• _What you should do_: Please find the lines in the entries below that contain the word "text", and copy each one.

(Data records for software interfaces)
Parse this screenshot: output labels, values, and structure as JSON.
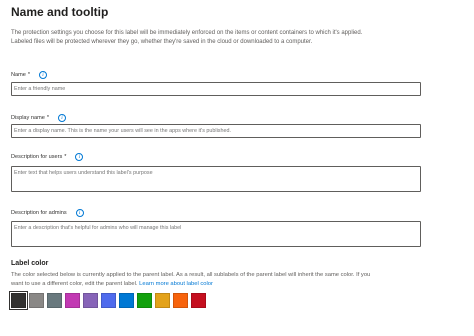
{
  "page": {
    "title": "Name and tooltip",
    "description_line1": "The protection settings you choose for this label will be immediately enforced on the items or content containers to which it's applied.",
    "description_line2": "Labeled files will be protected wherever they go, whether they're saved in the cloud or downloaded to a computer."
  },
  "fields": {
    "name": {
      "label": "Name",
      "required_mark": "*",
      "placeholder": "Enter a friendly name",
      "value": ""
    },
    "display_name": {
      "label": "Display name",
      "required_mark": "*",
      "placeholder": "Enter a display name. This is the name your users will see in the apps where it's published.",
      "value": ""
    },
    "description_users": {
      "label": "Description for users",
      "required_mark": "*",
      "placeholder": "Enter text that helps users understand this label's purpose",
      "value": ""
    },
    "description_admins": {
      "label": "Description for admins",
      "placeholder": "Enter a description that's helpful for admins who will manage this label",
      "value": ""
    }
  },
  "label_color": {
    "heading": "Label color",
    "note_line1": "The color selected below is currently applied to the parent label. As a result, all sublabels of the parent label will inherit the same color. If you",
    "note_line2": "want to use a different color, edit the parent label.",
    "learn_more_link": "Learn more about label color",
    "selected_index": 0,
    "swatches": [
      "#323130",
      "#8a8886",
      "#69797e",
      "#c239b3",
      "#8764b8",
      "#4f6bed",
      "#0078d4",
      "#13a10e",
      "#e3a21a",
      "#f7630c",
      "#c50f1f"
    ]
  },
  "icons": {
    "info": "info-icon"
  },
  "colors": {
    "accent": "#0078d4",
    "border": "#605e5c",
    "text": "#323130"
  }
}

• _Written solution_:
      "placeholder": "Enter text that helps users understand this label's purpose",
    "text": "#323130"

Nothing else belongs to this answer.